◆ **Your assignment**: Your task is to copy every line below that contains the word "card".

◆ **Recorded information**:
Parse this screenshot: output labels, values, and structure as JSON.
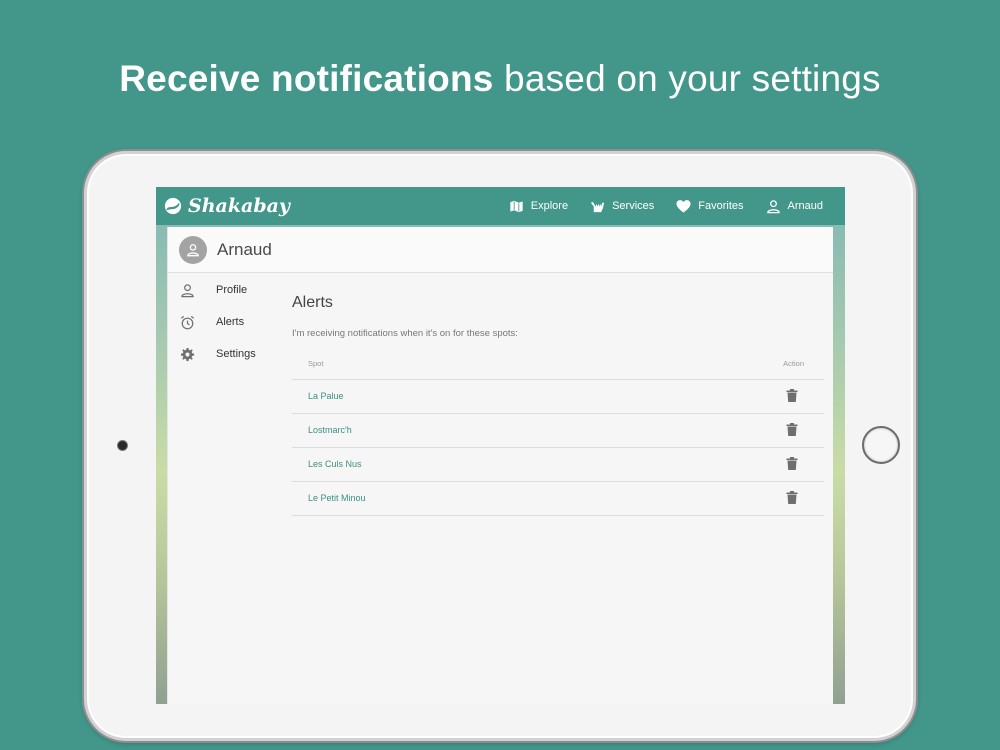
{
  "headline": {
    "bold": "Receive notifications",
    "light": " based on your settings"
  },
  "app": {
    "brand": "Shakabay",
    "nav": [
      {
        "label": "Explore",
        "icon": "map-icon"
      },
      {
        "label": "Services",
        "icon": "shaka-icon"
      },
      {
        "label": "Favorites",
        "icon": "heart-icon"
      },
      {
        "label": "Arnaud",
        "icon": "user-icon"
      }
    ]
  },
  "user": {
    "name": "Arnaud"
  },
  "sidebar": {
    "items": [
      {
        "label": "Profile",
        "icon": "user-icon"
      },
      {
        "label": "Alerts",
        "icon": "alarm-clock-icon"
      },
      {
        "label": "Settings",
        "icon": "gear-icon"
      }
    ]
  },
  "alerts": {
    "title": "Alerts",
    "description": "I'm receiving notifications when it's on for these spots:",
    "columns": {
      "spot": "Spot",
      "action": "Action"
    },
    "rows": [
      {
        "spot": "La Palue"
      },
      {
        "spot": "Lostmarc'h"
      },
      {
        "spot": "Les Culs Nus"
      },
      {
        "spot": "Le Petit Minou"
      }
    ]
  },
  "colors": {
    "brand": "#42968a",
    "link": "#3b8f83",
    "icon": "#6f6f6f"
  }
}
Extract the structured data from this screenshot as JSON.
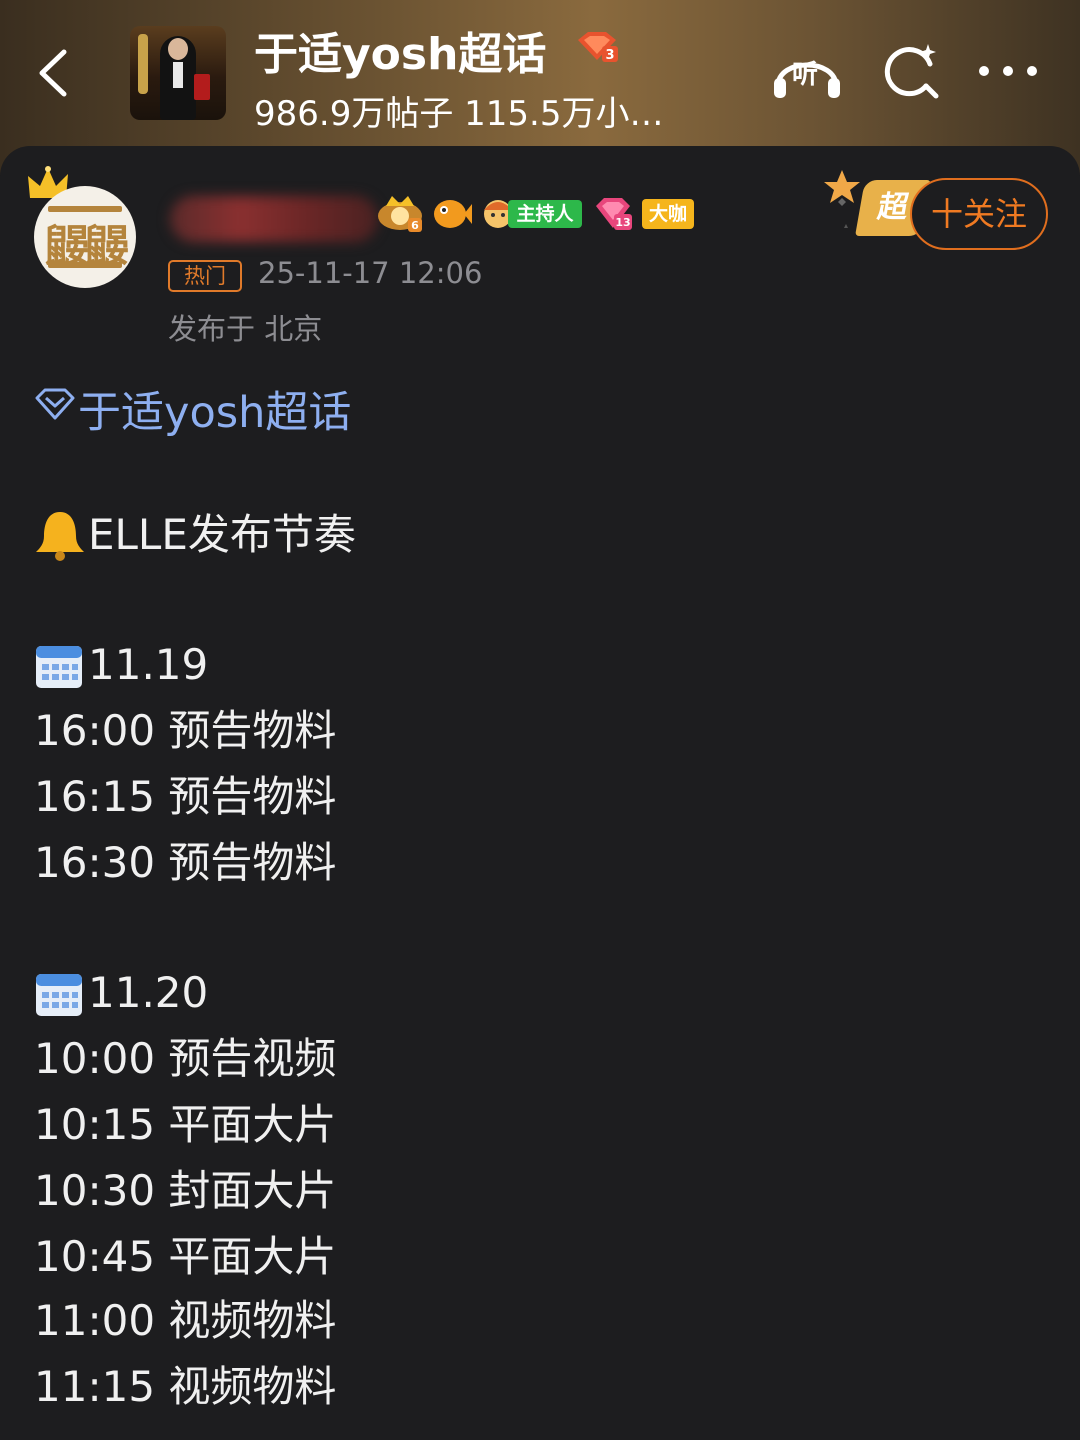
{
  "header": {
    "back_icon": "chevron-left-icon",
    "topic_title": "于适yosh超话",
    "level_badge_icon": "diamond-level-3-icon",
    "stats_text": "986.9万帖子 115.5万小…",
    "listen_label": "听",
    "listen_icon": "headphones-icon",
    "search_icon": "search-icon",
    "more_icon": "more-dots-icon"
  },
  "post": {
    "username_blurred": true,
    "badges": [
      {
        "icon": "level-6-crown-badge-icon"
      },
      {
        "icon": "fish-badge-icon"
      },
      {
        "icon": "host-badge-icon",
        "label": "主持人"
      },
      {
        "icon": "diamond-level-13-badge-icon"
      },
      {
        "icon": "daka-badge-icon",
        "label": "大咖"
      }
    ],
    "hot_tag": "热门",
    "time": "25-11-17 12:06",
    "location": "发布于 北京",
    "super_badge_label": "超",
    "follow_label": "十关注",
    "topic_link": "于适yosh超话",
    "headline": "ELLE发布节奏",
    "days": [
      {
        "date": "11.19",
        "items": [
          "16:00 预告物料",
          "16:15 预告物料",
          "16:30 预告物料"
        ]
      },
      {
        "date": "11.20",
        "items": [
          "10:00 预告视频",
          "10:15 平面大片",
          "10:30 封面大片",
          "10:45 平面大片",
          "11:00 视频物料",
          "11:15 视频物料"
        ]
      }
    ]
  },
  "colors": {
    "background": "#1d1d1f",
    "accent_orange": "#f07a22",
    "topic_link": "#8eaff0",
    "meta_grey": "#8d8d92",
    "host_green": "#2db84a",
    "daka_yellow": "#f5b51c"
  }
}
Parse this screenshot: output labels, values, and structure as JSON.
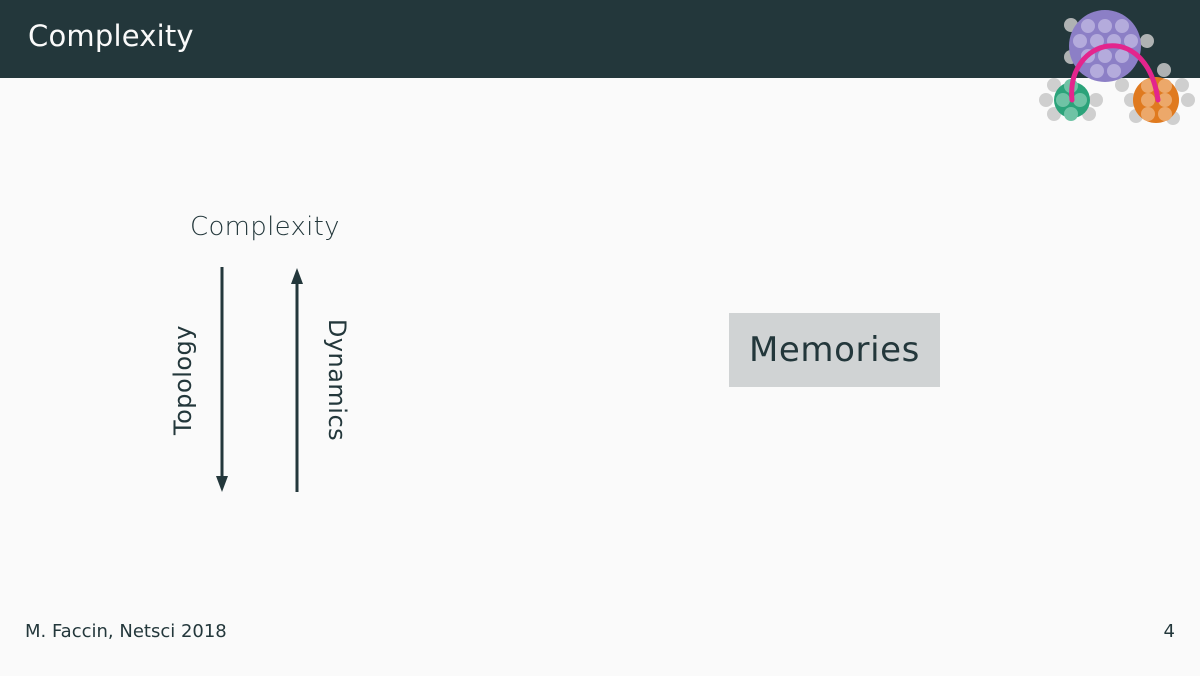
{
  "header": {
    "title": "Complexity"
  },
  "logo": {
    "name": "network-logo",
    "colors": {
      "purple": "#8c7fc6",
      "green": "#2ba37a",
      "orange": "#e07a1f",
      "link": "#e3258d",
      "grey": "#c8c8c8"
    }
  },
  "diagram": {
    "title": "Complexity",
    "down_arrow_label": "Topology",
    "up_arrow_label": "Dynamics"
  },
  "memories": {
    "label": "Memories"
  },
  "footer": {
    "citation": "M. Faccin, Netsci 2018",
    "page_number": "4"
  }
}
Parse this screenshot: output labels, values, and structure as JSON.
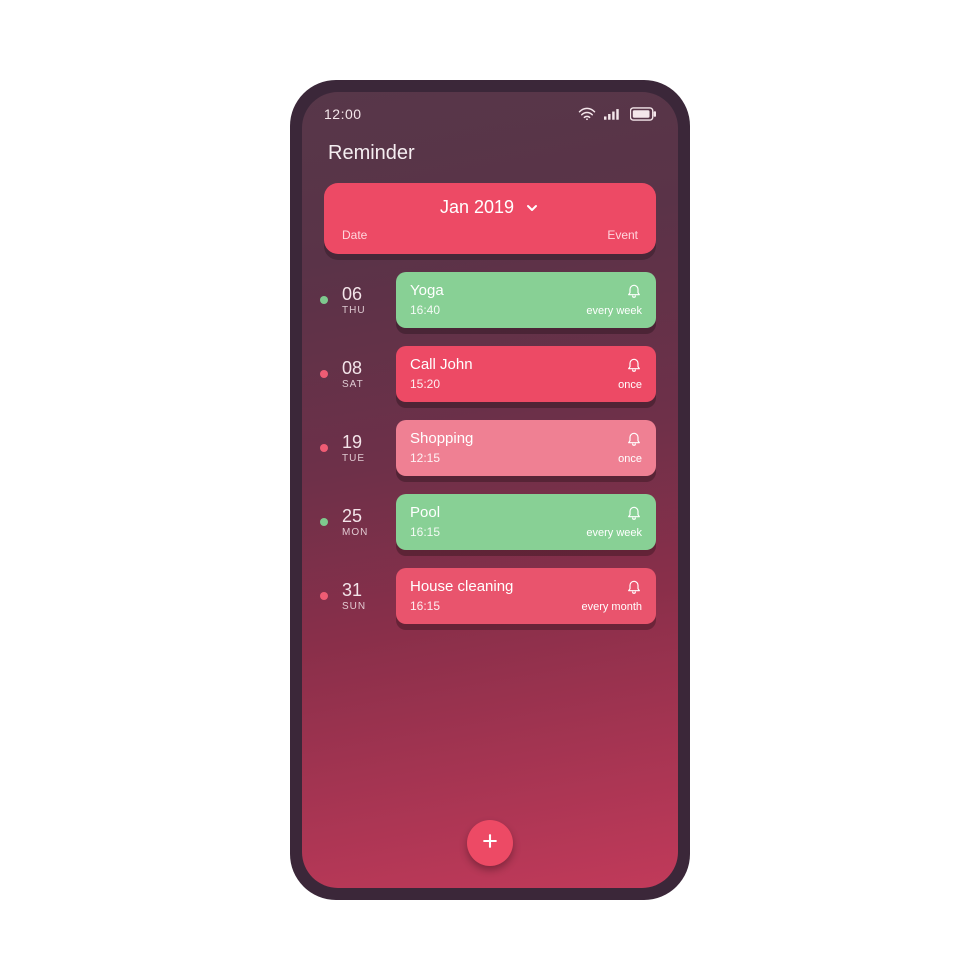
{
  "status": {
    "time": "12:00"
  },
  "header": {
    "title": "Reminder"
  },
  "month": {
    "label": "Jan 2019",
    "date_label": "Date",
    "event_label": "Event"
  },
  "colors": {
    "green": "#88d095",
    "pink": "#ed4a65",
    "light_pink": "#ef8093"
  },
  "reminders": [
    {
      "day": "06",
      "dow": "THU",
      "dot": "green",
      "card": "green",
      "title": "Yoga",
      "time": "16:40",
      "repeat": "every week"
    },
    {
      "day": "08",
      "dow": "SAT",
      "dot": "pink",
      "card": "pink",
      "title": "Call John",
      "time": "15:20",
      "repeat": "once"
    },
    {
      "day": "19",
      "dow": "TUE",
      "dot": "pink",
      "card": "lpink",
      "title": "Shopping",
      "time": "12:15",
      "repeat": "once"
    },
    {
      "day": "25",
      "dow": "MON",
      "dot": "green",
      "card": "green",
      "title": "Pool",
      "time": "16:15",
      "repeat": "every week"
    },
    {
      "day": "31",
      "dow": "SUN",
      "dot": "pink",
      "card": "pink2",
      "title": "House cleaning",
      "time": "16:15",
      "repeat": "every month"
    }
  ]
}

◆ **Exercise solution**:
      "card": "green",
      "card": "pink",
      "card": "lpink",
      "card": "green",
      "card": "pink2",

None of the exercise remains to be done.